When Will Tropical Storm Cristobal Hit Louisiana, Mississippi?

Tropical Storm Cristobal is expected to make landfall sometime Sunday evening in southeastern Louisiana, according to the National Hurricane Center.

The storm, which has whipped the coastal areas of the state of Yucatán and parts of Central American coastline with heavy rain and wind this week, weakened into a tropical depression as it remained partially overland. But Cristobal began to strengthen once again into a tropical storm as it moved slowly into the Gulf of Mexico at about 12 miles per hour.

Hurricane specialist Robbie Berg of the National Hurricane Center told Newsweek that Cristobal's sustained winds were at 40 miles per hour and emanating from the eye of the storm.

"The storm is moving to the north right now, and we expect the center of the storm to move off the Yucatán Peninsula and back into the Gulf of Mexico later today," he said.

Tropical Storm Cristobal
A woman looks at flooding caused by Tropical Storm Cristobal in the town of Tecoh, Mexico, on June 3. Cristobal is expected to make landfall in the U.S. on Sunday night. Luis PEREZ/Getty

Cristobal's formation in the Gulf of Mexico marked a new record. This is the earliest that the Atlantic hurricane season has had a third-named disturbance, meteorologists said Tuesday.

On Friday, the National Hurricane Center issued a storm surge watch for the northern Gulf of Mexico coast, from Florida's Indian Pass to Aripeka, and from Grand Isle, Louisiana, to Ocean Springs, Mississippi. Meteorologists issue this watch when there is a threat of rising water moving inland from a tropical depression, tropical storm or hurricane.

The National Hurricane Center also issued a tropical storm watch for the northern Gulf of Mexico coast, from Intracoastal City, Louisiana, to the Alabama/Florida border, including Lake Pontchartrain and Lake Maurepas in southeastern Louisiana. This watch means tropical storm conditions are likely over a span of about 48 hours.

Berg said the hurricane center believes Cristobal will continue to strengthen as it moves northward in the Gulf of Mexico, but the storm is not expected to reach hurricane strength before it makes landfall later this weekend.

A tropical storm is classified as a Category 1 hurricane when sustained wind speed reaches at least 74 miles per hour. "Anything up to 73 [miles per hour] is still a tropical storm," Berg said.

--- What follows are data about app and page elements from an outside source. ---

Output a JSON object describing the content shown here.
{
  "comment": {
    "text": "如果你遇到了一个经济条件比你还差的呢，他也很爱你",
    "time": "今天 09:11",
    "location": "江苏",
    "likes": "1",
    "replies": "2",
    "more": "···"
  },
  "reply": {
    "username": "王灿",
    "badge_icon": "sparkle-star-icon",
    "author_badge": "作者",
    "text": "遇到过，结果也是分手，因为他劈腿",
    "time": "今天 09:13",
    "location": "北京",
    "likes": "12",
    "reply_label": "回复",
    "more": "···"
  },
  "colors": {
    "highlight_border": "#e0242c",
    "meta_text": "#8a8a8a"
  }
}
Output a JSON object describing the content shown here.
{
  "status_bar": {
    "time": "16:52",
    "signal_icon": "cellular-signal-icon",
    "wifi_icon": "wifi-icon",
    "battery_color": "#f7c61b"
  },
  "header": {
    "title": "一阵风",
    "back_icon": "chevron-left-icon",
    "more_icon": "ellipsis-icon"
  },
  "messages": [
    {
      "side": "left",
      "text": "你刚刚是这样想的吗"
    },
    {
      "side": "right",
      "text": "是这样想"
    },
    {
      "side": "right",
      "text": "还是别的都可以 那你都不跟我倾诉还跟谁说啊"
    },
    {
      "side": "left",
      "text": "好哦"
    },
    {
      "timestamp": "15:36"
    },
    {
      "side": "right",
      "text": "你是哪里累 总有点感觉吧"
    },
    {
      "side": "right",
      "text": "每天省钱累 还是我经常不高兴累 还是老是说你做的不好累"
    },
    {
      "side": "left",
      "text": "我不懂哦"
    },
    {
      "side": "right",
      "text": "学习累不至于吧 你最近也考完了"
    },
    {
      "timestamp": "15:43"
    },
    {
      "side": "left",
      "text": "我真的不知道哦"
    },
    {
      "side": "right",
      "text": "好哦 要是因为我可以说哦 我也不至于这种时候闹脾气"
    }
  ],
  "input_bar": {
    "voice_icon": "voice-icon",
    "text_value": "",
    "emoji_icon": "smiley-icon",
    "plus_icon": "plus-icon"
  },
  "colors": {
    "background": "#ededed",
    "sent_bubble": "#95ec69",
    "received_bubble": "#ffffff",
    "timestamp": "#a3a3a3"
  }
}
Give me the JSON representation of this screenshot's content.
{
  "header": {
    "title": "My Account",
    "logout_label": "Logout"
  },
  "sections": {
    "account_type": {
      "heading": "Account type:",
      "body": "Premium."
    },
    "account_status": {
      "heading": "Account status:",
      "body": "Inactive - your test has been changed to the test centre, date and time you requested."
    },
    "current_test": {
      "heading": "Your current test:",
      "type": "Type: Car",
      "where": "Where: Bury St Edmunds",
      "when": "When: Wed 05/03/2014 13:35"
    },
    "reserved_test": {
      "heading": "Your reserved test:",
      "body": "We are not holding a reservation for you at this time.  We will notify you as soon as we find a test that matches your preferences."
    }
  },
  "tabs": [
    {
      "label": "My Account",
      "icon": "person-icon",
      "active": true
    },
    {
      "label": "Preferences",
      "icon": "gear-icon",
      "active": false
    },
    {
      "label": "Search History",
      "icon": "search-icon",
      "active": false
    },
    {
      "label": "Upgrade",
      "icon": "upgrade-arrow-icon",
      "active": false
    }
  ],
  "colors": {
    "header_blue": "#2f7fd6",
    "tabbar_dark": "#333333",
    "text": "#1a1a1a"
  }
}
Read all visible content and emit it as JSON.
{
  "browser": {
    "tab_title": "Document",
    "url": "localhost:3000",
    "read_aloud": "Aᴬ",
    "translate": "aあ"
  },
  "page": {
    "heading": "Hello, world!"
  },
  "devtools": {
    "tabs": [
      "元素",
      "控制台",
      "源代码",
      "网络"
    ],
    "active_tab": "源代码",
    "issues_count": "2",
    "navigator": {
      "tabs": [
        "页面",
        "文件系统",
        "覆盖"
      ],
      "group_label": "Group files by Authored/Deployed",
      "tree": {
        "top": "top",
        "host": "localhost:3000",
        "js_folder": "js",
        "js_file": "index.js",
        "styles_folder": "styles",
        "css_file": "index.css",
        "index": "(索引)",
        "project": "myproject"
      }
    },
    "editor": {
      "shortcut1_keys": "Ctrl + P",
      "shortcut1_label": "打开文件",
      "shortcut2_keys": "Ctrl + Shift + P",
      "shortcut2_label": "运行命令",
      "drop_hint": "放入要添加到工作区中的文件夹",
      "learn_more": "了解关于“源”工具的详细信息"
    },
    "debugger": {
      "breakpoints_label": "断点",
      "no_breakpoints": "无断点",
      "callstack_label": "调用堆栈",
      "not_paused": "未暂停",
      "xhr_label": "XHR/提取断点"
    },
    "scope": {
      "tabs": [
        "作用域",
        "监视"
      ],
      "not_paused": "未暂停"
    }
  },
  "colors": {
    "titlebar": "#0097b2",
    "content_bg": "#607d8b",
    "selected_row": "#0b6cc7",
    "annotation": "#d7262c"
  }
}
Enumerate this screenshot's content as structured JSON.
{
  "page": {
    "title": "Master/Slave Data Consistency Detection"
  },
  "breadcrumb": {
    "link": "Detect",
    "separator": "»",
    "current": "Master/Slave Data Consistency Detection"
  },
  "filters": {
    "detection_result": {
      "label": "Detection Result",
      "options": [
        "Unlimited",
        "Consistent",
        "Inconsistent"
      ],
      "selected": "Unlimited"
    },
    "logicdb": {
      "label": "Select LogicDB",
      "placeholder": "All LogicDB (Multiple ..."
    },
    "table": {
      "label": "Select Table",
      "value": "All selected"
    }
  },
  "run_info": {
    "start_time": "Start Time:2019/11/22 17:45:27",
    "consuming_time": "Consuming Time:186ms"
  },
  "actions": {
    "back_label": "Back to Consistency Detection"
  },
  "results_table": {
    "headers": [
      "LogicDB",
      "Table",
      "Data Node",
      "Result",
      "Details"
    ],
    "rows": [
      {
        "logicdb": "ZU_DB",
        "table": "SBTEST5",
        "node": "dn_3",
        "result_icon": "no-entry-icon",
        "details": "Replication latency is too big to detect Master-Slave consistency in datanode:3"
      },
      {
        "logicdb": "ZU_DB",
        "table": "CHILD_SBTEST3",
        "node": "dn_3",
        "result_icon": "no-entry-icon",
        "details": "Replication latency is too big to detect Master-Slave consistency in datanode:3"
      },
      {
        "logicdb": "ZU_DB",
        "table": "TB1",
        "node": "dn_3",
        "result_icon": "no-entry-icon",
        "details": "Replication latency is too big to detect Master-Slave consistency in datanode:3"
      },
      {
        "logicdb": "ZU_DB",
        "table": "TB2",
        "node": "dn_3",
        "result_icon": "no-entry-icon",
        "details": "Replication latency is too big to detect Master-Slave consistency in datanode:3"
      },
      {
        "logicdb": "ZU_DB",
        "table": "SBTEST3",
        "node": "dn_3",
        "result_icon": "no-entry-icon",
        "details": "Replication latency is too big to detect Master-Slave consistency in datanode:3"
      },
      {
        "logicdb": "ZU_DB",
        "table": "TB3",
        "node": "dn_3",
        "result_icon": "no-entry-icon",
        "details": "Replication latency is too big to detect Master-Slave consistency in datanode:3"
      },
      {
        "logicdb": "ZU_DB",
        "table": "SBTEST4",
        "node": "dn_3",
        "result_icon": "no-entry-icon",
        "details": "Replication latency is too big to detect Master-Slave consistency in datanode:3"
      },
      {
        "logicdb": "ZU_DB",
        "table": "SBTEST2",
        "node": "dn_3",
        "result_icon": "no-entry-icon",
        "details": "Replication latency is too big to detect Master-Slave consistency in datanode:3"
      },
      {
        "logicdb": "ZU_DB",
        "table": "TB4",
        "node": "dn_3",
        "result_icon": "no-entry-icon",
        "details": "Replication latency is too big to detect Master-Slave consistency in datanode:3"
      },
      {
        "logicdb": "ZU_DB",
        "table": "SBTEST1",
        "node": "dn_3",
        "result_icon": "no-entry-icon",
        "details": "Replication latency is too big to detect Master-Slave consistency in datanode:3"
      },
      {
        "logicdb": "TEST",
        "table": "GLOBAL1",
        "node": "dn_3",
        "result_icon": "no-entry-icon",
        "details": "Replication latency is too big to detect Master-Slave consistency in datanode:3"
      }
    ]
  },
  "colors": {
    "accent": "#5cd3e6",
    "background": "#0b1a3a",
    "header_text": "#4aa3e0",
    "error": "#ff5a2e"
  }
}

Early models predicted the storm could strike between Corpus Christi, Texas, and New Orleans.

According to forecasters, as Cristobal continues on its northward path it will most likely make landfall in central or eastern Louisiana and will bring heavy rain along the U.S. southeastern Gulf Coast.

"The interesting thing about this storm is that it's very lopsided," Berg said.

That means that even if Cristobal makes landfall, residents east of New Orleans and as far as away as the western Florida coastline could experience storm surges, along with heavy rain and wind.

Berg advised residents in the storm's impact areas to listen to local officials and monitor weather forecasts this weekend in case an evacuation is ordered.